For the past two years, my husband Andrew and I have been conducting an interesting experiment: living life without television. We didn't intend to make it an experiment- quite frankly, our television-less state evolved from a move to a new apartment in which we were too lazy to call the local cable company to set things up and a strong desire to save fifty bucks a month. We had plans to at least get an antenna- but as we were too lazy and cheap to call a cable company, we never got around to that (as a side note, a relative got exasperated at our television-less state and bought us an antenna for Christmas last year. When we hooked it up in August, we were amused to see we only got two very fuzzy channels in languages we can't quite comprehend).

Being television-less has some interesting side effects. For one, we miss out on a lot of water cooler conversation. No, we haven't seen the latest Survivor or that action packed episode of 24. We're lost when it comes to Lost. We don't have a favorite hero on Heroes. Occasionally, we go through withdrawal. We had been addicts of shows like Law and Order and Monk, and suddenly, they were gone from our life. We'll never know if that criminal was brought to justice or what weird small clue solved the case. I in particular feel cravings for the Home and Garden channel, because I absolutely need to know the latest on home design (I like to dream!).

On the other hand, we find we have a lot of time on our hands. We read a lot. The latest Stephen King? We've read it. The final Harry Potter- we read it the night it came out (Okay, so did everyone!). We play games: Andrew still has yet to catch up to my some 5,000 point lead in Rummy, and I still can't beat him at Chess. We go for lots of walks. We play with out cats. Sometimes, we watch movies (we have no cable or antenna, but we still have that big black box collecting dust). We talk a lot. It's a nice quiet life, and we rather like it.

How long is this experiment going to last? I don't know. We've been dancing around the subject for a while now, wondering when we'll cave.

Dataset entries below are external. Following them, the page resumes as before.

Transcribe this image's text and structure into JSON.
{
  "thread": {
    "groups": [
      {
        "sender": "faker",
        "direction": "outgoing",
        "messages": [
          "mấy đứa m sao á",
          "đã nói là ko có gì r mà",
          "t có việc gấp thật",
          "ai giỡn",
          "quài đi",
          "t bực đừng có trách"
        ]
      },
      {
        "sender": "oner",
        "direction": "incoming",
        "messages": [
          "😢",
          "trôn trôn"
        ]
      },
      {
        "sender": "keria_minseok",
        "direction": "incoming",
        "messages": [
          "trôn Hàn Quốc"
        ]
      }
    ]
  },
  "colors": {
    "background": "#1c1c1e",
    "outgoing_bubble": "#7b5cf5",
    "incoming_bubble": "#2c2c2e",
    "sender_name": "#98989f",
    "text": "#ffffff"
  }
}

The one thing we know is that when we do decide to get reconnected to the television life, we're going to make sure we know where that off button is and make good use of it.